» **What the task requires**
Images are to be excluded from the copy, and the records below reproduced word for word.
-------- Available records
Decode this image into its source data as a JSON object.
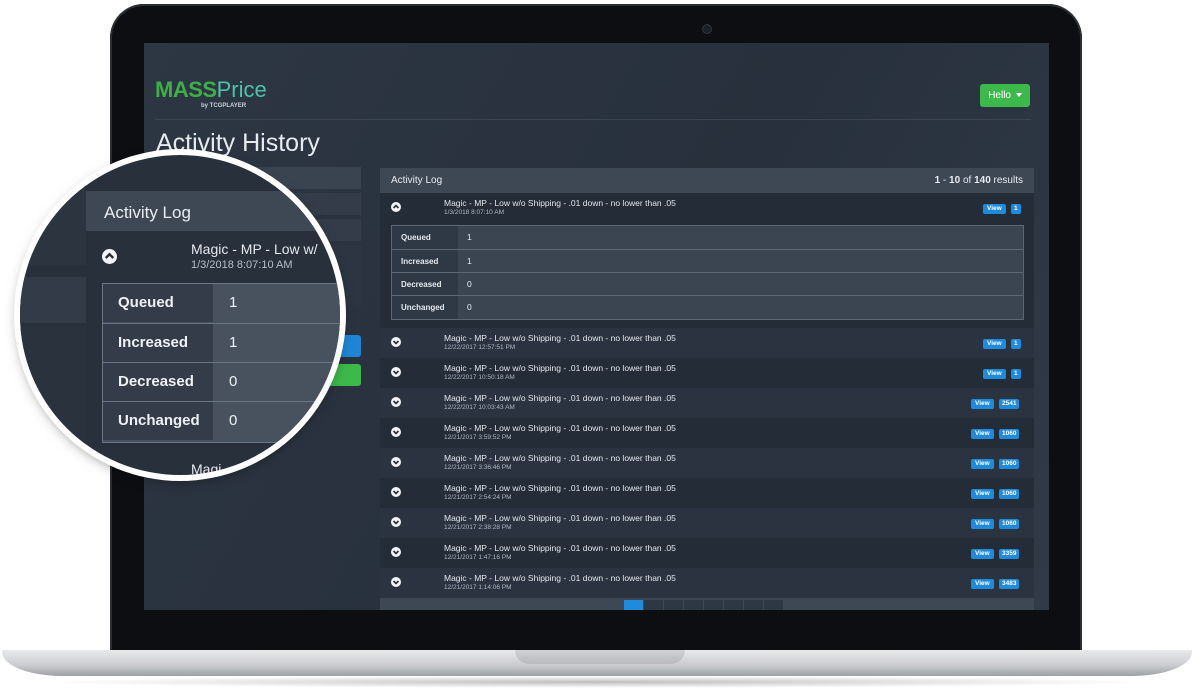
{
  "app": {
    "logo_mass": "MASS",
    "logo_price": "Price",
    "logo_by": "by TCGPLAYER",
    "hello_label": "Hello",
    "page_title": "Activity History"
  },
  "colors": {
    "accent_blue": "#1e8bdc",
    "accent_green": "#3db84b",
    "screen_bg": "#2d3643",
    "panel_header": "#3e4855"
  },
  "icons": {
    "expanded": "chevron-up-icon",
    "collapsed": "chevron-down-icon",
    "hello_caret": "caret-down-icon"
  },
  "activity_log": {
    "title": "Activity Log",
    "results_range_start": "1",
    "results_range_end": "10",
    "results_total": "140",
    "results_sep": " - ",
    "results_of": " of ",
    "results_suffix": " results",
    "view_label": "View",
    "entries": [
      {
        "name": "Magic - MP - Low w/o Shipping - .01 down - no lower than .05",
        "date": "1/3/2018 8:07:10 AM",
        "count": "1",
        "expanded": true
      },
      {
        "name": "Magic - MP - Low w/o Shipping - .01 down - no lower than .05",
        "date": "12/22/2017 12:57:51 PM",
        "count": "1"
      },
      {
        "name": "Magic - MP - Low w/o Shipping - .01 down - no lower than .05",
        "date": "12/22/2017 10:50:18 AM",
        "count": "1"
      },
      {
        "name": "Magic - MP - Low w/o Shipping - .01 down - no lower than .05",
        "date": "12/22/2017 10:03:43 AM",
        "count": "2541"
      },
      {
        "name": "Magic - MP - Low w/o Shipping - .01 down - no lower than .05",
        "date": "12/21/2017 3:59:52 PM",
        "count": "1060"
      },
      {
        "name": "Magic - MP - Low w/o Shipping - .01 down - no lower than .05",
        "date": "12/21/2017 3:36:46 PM",
        "count": "1060"
      },
      {
        "name": "Magic - MP - Low w/o Shipping - .01 down - no lower than .05",
        "date": "12/21/2017 2:54:24 PM",
        "count": "1060"
      },
      {
        "name": "Magic - MP - Low w/o Shipping - .01 down - no lower than .05",
        "date": "12/21/2017 2:38:28 PM",
        "count": "1060"
      },
      {
        "name": "Magic - MP - Low w/o Shipping - .01 down - no lower than .05",
        "date": "12/21/2017 1:47:16 PM",
        "count": "3359"
      },
      {
        "name": "Magic - MP - Low w/o Shipping - .01 down - no lower than .05",
        "date": "12/21/2017 1:14:06 PM",
        "count": "3483"
      }
    ],
    "stats": [
      {
        "label": "Queued",
        "value": "1"
      },
      {
        "label": "Increased",
        "value": "1"
      },
      {
        "label": "Decreased",
        "value": "0"
      },
      {
        "label": "Unchanged",
        "value": "0"
      }
    ]
  },
  "magnifier": {
    "title": "Activity Log",
    "entry_name": "Magic - MP - Low w/",
    "entry_date": "1/3/2018 8:07:10 AM",
    "bottom_text": "Magi"
  }
}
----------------
» **Answer area**
Decode this image into its source data as a JSON object.
{
  "app": {
    "logo_mass": "MASS",
    "logo_price": "Price",
    "logo_by": "by TCGPLAYER",
    "hello_label": "Hello",
    "page_title": "Activity History"
  },
  "colors": {
    "accent_blue": "#1e8bdc",
    "accent_green": "#3db84b",
    "screen_bg": "#2d3643",
    "panel_header": "#3e4855"
  },
  "icons": {
    "expanded": "chevron-up-icon",
    "collapsed": "chevron-down-icon",
    "hello_caret": "caret-down-icon"
  },
  "activity_log": {
    "title": "Activity Log",
    "results_range_start": "1",
    "results_range_end": "10",
    "results_total": "140",
    "results_sep": " - ",
    "results_of": " of ",
    "results_suffix": " results",
    "view_label": "View",
    "entries": [
      {
        "name": "Magic - MP - Low w/o Shipping - .01 down - no lower than .05",
        "date": "1/3/2018 8:07:10 AM",
        "count": "1",
        "expanded": true
      },
      {
        "name": "Magic - MP - Low w/o Shipping - .01 down - no lower than .05",
        "date": "12/22/2017 12:57:51 PM",
        "count": "1"
      },
      {
        "name": "Magic - MP - Low w/o Shipping - .01 down - no lower than .05",
        "date": "12/22/2017 10:50:18 AM",
        "count": "1"
      },
      {
        "name": "Magic - MP - Low w/o Shipping - .01 down - no lower than .05",
        "date": "12/22/2017 10:03:43 AM",
        "count": "2541"
      },
      {
        "name": "Magic - MP - Low w/o Shipping - .01 down - no lower than .05",
        "date": "12/21/2017 3:59:52 PM",
        "count": "1060"
      },
      {
        "name": "Magic - MP - Low w/o Shipping - .01 down - no lower than .05",
        "date": "12/21/2017 3:36:46 PM",
        "count": "1060"
      },
      {
        "name": "Magic - MP - Low w/o Shipping - .01 down - no lower than .05",
        "date": "12/21/2017 2:54:24 PM",
        "count": "1060"
      },
      {
        "name": "Magic - MP - Low w/o Shipping - .01 down - no lower than .05",
        "date": "12/21/2017 2:38:28 PM",
        "count": "1060"
      },
      {
        "name": "Magic - MP - Low w/o Shipping - .01 down - no lower than .05",
        "date": "12/21/2017 1:47:16 PM",
        "count": "3359"
      },
      {
        "name": "Magic - MP - Low w/o Shipping - .01 down - no lower than .05",
        "date": "12/21/2017 1:14:06 PM",
        "count": "3483"
      }
    ],
    "stats": [
      {
        "label": "Queued",
        "value": "1"
      },
      {
        "label": "Increased",
        "value": "1"
      },
      {
        "label": "Decreased",
        "value": "0"
      },
      {
        "label": "Unchanged",
        "value": "0"
      }
    ]
  },
  "magnifier": {
    "title": "Activity Log",
    "entry_name": "Magic - MP - Low w/",
    "entry_date": "1/3/2018 8:07:10 AM",
    "bottom_text": "Magi"
  }
}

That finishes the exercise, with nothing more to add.